Problem:
Word for word, retype the records below.

Data supplied:
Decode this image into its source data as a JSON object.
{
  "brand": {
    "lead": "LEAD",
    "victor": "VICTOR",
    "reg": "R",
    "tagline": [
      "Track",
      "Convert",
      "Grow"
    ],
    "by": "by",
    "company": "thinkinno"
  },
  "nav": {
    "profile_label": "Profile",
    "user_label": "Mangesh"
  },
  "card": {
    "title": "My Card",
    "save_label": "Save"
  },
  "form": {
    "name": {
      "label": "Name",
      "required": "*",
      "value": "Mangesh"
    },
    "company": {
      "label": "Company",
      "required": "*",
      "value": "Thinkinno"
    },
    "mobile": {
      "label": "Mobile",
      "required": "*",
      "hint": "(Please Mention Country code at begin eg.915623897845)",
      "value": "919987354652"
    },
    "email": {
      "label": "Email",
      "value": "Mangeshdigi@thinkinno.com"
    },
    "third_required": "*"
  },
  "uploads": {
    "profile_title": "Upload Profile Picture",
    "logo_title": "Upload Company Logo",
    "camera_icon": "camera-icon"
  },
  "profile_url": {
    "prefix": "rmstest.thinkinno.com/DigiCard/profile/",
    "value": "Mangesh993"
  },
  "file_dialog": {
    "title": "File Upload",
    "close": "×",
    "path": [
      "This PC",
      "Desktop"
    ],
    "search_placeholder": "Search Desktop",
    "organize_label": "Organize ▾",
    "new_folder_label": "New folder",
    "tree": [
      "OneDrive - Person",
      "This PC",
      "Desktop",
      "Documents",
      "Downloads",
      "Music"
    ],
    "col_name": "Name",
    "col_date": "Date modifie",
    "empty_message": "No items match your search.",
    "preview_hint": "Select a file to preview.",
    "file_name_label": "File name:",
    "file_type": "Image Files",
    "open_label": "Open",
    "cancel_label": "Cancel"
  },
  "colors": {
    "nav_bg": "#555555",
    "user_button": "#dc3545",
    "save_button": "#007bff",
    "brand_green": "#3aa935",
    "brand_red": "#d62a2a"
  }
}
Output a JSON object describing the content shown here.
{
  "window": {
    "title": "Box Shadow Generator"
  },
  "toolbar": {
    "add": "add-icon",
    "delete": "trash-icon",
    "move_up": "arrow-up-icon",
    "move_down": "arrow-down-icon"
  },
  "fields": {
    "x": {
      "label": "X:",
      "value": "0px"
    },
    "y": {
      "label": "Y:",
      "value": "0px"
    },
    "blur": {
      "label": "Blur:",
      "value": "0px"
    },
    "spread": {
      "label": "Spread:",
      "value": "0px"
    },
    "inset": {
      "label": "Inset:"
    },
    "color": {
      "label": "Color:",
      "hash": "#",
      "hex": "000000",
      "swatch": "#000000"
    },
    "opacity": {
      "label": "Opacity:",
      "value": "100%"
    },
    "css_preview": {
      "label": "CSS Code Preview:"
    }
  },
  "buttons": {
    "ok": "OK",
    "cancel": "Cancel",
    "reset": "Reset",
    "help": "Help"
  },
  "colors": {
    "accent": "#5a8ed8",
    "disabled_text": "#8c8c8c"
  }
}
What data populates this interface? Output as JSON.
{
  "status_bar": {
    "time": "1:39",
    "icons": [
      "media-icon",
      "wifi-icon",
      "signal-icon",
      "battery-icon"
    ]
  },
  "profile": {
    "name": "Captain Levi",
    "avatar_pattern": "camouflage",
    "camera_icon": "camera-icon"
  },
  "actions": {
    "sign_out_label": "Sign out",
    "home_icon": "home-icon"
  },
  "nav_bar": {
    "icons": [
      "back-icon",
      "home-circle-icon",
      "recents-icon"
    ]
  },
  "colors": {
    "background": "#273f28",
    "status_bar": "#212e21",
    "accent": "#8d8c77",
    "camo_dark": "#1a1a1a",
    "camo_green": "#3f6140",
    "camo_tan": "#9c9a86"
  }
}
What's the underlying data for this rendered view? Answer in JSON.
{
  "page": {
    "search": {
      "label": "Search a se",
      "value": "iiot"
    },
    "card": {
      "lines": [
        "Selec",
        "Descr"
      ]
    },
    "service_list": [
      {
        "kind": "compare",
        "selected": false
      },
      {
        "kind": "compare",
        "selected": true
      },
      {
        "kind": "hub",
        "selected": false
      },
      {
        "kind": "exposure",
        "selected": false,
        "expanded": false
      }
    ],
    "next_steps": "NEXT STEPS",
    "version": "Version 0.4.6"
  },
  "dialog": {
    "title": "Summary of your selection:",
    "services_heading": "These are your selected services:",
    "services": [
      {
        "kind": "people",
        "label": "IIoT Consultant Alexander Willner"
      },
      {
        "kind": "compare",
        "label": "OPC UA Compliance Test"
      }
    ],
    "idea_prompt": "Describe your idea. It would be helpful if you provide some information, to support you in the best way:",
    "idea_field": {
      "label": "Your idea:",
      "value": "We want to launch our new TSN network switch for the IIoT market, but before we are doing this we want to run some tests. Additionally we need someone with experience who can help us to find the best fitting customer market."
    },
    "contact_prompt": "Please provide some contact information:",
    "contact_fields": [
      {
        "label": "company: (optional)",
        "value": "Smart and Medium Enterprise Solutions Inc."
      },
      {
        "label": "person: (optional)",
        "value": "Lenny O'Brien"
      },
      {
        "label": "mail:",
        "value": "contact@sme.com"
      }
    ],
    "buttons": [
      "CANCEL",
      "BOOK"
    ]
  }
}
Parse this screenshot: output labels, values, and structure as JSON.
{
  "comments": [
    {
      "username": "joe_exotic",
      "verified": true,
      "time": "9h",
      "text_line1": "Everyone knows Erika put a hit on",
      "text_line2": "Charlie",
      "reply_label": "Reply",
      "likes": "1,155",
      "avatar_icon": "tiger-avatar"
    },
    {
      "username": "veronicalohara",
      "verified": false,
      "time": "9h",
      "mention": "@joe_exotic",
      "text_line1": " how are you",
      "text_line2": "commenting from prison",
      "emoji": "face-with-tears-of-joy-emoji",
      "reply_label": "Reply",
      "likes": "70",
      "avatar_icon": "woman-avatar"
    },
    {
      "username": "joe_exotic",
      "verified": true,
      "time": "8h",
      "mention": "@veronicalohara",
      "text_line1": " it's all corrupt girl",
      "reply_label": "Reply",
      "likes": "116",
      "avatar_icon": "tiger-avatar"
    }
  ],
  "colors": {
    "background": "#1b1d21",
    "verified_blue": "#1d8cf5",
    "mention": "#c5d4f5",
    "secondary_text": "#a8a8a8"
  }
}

Answer to this exercise:
Decode this image into its source data as a JSON object.
{
  "brand": {
    "lead": "LEAD",
    "victor": "VICTOR",
    "reg": "R",
    "tagline": [
      "Track",
      "Convert",
      "Grow"
    ],
    "by": "by",
    "company": "thinkinno"
  },
  "nav": {
    "profile_label": "Profile",
    "user_label": "Mangesh"
  },
  "card": {
    "title": "My Card",
    "save_label": "Save"
  },
  "form": {
    "name": {
      "label": "Name",
      "required": "*",
      "value": "Mangesh"
    },
    "company": {
      "label": "Company",
      "required": "*",
      "value": "Thinkinno"
    },
    "mobile": {
      "label": "Mobile",
      "required": "*",
      "hint": "(Please Mention Country code at begin eg.915623897845)",
      "value": "919987354652"
    },
    "email": {
      "label": "Email",
      "value": "Mangeshdigi@thinkinno.com"
    },
    "third_required": "*"
  },
  "uploads": {
    "profile_title": "Upload Profile Picture",
    "logo_title": "Upload Company Logo",
    "camera_icon": "camera-icon"
  },
  "profile_url": {
    "prefix": "rmstest.thinkinno.com/DigiCard/profile/",
    "value": "Mangesh993"
  },
  "file_dialog": {
    "title": "File Upload",
    "close": "×",
    "path": [
      "This PC",
      "Desktop"
    ],
    "search_placeholder": "Search Desktop",
    "organize_label": "Organize ▾",
    "new_folder_label": "New folder",
    "tree": [
      "OneDrive - Person",
      "This PC",
      "Desktop",
      "Documents",
      "Downloads",
      "Music"
    ],
    "col_name": "Name",
    "col_date": "Date modifie",
    "empty_message": "No items match your search.",
    "preview_hint": "Select a file to preview.",
    "file_name_label": "File name:",
    "file_type": "Image Files",
    "open_label": "Open",
    "cancel_label": "Cancel"
  },
  "colors": {
    "nav_bg": "#555555",
    "user_button": "#dc3545",
    "save_button": "#007bff",
    "brand_green": "#3aa935",
    "brand_red": "#d62a2a"
  }
}
Output a JSON object describing the content shown here.
{
  "window": {
    "title": "Box Shadow Generator"
  },
  "toolbar": {
    "add": "add-icon",
    "delete": "trash-icon",
    "move_up": "arrow-up-icon",
    "move_down": "arrow-down-icon"
  },
  "fields": {
    "x": {
      "label": "X:",
      "value": "0px"
    },
    "y": {
      "label": "Y:",
      "value": "0px"
    },
    "blur": {
      "label": "Blur:",
      "value": "0px"
    },
    "spread": {
      "label": "Spread:",
      "value": "0px"
    },
    "inset": {
      "label": "Inset:"
    },
    "color": {
      "label": "Color:",
      "hash": "#",
      "hex": "000000",
      "swatch": "#000000"
    },
    "opacity": {
      "label": "Opacity:",
      "value": "100%"
    },
    "css_preview": {
      "label": "CSS Code Preview:"
    }
  },
  "buttons": {
    "ok": "OK",
    "cancel": "Cancel",
    "reset": "Reset",
    "help": "Help"
  },
  "colors": {
    "accent": "#5a8ed8",
    "disabled_text": "#8c8c8c"
  }
}
What data populates this interface? Output as JSON.
{
  "status_bar": {
    "time": "1:39",
    "icons": [
      "media-icon",
      "wifi-icon",
      "signal-icon",
      "battery-icon"
    ]
  },
  "profile": {
    "name": "Captain Levi",
    "avatar_pattern": "camouflage",
    "camera_icon": "camera-icon"
  },
  "actions": {
    "sign_out_label": "Sign out",
    "home_icon": "home-icon"
  },
  "nav_bar": {
    "icons": [
      "back-icon",
      "home-circle-icon",
      "recents-icon"
    ]
  },
  "colors": {
    "background": "#273f28",
    "status_bar": "#212e21",
    "accent": "#8d8c77",
    "camo_dark": "#1a1a1a",
    "camo_green": "#3f6140",
    "camo_tan": "#9c9a86"
  }
}
What's the underlying data for this rendered view? Answer in JSON.
{
  "page": {
    "search": {
      "label": "Search a se",
      "value": "iiot"
    },
    "card": {
      "lines": [
        "Selec",
        "Descr"
      ]
    },
    "service_list": [
      {
        "kind": "compare",
        "selected": false
      },
      {
        "kind": "compare",
        "selected": true
      },
      {
        "kind": "hub",
        "selected": false
      },
      {
        "kind": "exposure",
        "selected": false,
        "expanded": false
      }
    ],
    "next_steps": "NEXT STEPS",
    "version": "Version 0.4.6"
  },
  "dialog": {
    "title": "Summary of your selection:",
    "services_heading": "These are your selected services:",
    "services": [
      {
        "kind": "people",
        "label": "IIoT Consultant Alexander Willner"
      },
      {
        "kind": "compare",
        "label": "OPC UA Compliance Test"
      }
    ],
    "idea_prompt": "Describe your idea. It would be helpful if you provide some information, to support you in the best way:",
    "idea_field": {
      "label": "Your idea:",
      "value": "We want to launch our new TSN network switch for the IIoT market, but before we are doing this we want to run some tests. Additionally we need someone with experience who can help us to find the best fitting customer market."
    },
    "contact_prompt": "Please provide some contact information:",
    "contact_fields": [
      {
        "label": "company: (optional)",
        "value": "Smart and Medium Enterprise Solutions Inc."
      },
      {
        "label": "person: (optional)",
        "value": "Lenny O'Brien"
      },
      {
        "label": "mail:",
        "value": "contact@sme.com"
      }
    ],
    "buttons": [
      "CANCEL",
      "BOOK"
    ]
  }
}
Parse this screenshot: output labels, values, and structure as JSON.
{
  "comments": [
    {
      "username": "joe_exotic",
      "verified": true,
      "time": "9h",
      "text_line1": "Everyone knows Erika put a hit on",
      "text_line2": "Charlie",
      "reply_label": "Reply",
      "likes": "1,155",
      "avatar_icon": "tiger-avatar"
    },
    {
      "username": "veronicalohara",
      "verified": false,
      "time": "9h",
      "mention": "@joe_exotic",
      "text_line1": " how are you",
      "text_line2": "commenting from prison",
      "emoji": "face-with-tears-of-joy-emoji",
      "reply_label": "Reply",
      "likes": "70",
      "avatar_icon": "woman-avatar"
    },
    {
      "username": "joe_exotic",
      "verified": true,
      "time": "8h",
      "mention": "@veronicalohara",
      "text_line1": " it's all corrupt girl",
      "reply_label": "Reply",
      "likes": "116",
      "avatar_icon": "tiger-avatar"
    }
  ],
  "colors": {
    "background": "#1b1d21",
    "verified_blue": "#1d8cf5",
    "mention": "#c5d4f5",
    "secondary_text": "#a8a8a8"
  }
}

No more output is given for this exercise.